(EXERCISE BRIEF):
Search the entries for lines that contain the word "screenshot", and report each one found.

======== DATASET EXCERPTS ========

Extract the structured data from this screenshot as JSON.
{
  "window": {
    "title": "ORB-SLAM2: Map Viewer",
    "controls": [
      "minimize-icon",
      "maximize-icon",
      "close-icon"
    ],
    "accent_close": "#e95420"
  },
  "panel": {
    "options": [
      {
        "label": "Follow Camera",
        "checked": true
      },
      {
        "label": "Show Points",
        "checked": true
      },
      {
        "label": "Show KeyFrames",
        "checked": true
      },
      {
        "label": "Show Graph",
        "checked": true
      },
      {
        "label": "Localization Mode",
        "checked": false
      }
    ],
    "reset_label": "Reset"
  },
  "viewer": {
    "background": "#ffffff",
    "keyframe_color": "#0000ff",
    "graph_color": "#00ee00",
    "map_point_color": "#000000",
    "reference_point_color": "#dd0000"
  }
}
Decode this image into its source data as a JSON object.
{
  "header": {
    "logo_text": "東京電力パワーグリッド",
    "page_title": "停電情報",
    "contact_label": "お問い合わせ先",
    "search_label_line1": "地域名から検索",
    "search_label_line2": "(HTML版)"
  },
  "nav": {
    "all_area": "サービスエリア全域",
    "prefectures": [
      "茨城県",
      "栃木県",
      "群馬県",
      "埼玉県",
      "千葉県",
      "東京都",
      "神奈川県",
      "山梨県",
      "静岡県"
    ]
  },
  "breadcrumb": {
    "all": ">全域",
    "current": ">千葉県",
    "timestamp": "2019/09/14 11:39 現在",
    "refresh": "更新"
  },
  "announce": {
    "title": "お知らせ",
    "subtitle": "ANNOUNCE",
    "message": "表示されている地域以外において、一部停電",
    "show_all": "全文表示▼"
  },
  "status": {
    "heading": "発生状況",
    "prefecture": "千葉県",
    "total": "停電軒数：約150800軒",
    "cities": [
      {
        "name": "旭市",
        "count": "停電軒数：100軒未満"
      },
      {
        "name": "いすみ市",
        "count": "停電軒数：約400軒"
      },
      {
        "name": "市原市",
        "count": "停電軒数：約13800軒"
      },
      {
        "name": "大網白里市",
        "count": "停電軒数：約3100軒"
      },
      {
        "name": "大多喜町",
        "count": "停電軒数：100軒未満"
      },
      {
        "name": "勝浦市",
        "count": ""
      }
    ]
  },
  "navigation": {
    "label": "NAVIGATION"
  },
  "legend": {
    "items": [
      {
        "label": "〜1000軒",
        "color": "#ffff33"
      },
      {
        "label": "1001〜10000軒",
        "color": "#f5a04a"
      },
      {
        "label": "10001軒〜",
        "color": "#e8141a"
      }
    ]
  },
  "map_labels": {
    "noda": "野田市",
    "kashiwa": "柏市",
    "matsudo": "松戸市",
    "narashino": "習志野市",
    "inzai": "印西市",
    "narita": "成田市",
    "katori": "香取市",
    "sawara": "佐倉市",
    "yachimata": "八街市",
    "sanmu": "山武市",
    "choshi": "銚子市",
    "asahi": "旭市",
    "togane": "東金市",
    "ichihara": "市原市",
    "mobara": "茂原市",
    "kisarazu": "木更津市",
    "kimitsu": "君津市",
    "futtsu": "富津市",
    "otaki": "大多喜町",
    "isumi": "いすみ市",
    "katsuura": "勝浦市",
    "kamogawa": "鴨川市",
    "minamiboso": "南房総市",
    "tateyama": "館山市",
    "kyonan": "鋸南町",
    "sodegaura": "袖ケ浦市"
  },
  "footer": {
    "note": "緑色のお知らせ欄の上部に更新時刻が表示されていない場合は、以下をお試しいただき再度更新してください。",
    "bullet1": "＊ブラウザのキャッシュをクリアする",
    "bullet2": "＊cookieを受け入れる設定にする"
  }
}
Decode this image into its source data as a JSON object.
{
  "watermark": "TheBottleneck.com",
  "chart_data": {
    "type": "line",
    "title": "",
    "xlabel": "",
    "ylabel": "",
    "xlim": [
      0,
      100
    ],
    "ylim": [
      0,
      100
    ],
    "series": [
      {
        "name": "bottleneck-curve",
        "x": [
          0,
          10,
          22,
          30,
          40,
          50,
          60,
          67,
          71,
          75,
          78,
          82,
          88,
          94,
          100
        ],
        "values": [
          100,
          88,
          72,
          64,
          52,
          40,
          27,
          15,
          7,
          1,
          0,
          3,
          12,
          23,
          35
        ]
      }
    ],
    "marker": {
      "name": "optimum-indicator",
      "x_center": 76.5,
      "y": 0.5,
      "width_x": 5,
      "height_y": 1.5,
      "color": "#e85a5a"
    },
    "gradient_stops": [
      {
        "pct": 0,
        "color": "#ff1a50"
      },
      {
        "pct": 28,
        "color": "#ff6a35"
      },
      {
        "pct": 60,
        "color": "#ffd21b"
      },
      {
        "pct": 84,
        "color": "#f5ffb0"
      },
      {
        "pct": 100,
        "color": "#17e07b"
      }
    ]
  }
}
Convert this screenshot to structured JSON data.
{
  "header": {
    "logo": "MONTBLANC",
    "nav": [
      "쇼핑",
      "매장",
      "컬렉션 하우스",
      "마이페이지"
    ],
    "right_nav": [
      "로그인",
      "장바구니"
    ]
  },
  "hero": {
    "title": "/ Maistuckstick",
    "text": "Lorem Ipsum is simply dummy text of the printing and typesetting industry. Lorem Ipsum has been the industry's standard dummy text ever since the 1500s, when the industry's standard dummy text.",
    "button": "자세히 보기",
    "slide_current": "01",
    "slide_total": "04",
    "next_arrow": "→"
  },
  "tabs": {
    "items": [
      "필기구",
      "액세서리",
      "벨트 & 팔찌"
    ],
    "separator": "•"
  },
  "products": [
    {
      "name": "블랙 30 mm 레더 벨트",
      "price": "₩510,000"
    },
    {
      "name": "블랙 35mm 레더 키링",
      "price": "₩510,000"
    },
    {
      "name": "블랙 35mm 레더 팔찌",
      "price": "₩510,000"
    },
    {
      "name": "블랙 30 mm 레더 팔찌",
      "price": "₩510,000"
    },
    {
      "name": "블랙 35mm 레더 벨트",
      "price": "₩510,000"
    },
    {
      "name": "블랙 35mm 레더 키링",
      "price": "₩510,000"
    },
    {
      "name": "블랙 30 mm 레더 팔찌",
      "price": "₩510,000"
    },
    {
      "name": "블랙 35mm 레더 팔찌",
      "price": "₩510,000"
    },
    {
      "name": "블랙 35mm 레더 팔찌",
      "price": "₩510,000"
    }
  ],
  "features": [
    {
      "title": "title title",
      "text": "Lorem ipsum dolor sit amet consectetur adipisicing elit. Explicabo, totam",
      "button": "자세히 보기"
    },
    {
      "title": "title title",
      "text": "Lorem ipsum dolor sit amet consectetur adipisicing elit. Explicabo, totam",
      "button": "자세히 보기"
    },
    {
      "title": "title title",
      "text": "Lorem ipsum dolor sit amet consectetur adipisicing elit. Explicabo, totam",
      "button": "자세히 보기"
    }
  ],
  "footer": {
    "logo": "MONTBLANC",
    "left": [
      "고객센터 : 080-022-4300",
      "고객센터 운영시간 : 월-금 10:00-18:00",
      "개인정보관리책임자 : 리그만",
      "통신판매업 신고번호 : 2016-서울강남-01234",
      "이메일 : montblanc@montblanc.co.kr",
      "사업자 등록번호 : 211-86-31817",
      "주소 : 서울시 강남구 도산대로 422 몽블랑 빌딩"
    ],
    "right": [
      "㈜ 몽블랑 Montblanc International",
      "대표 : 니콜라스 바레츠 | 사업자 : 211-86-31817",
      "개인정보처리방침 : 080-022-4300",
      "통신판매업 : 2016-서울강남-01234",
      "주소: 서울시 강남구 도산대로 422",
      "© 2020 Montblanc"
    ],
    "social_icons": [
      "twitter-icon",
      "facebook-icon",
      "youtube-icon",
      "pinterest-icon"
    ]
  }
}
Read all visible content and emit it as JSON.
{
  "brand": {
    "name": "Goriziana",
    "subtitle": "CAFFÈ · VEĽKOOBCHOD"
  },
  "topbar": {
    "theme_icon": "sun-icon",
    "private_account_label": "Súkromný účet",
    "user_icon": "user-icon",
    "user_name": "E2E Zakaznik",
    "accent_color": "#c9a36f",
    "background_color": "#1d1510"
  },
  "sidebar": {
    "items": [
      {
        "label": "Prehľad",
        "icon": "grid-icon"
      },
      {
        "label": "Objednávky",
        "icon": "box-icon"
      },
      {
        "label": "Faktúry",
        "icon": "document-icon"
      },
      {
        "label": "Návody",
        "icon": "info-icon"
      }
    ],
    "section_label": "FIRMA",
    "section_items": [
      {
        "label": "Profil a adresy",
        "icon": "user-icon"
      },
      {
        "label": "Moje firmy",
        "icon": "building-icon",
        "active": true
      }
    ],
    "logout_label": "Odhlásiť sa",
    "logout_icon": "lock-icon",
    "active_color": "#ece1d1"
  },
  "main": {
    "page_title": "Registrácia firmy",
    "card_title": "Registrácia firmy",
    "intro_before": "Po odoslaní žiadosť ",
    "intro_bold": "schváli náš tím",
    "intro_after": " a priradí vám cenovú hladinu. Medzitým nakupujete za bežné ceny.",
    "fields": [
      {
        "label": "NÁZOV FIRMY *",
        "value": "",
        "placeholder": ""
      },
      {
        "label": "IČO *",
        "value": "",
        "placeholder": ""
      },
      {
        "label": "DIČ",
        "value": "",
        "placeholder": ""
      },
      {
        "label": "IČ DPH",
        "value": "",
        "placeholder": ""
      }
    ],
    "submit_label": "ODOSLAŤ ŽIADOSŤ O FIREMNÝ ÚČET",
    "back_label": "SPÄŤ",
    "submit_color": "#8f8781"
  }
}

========

(EXERCISE RESULT):
Extract the structured data from this screenshot as JSON.
Convert this screenshot to structured JSON data.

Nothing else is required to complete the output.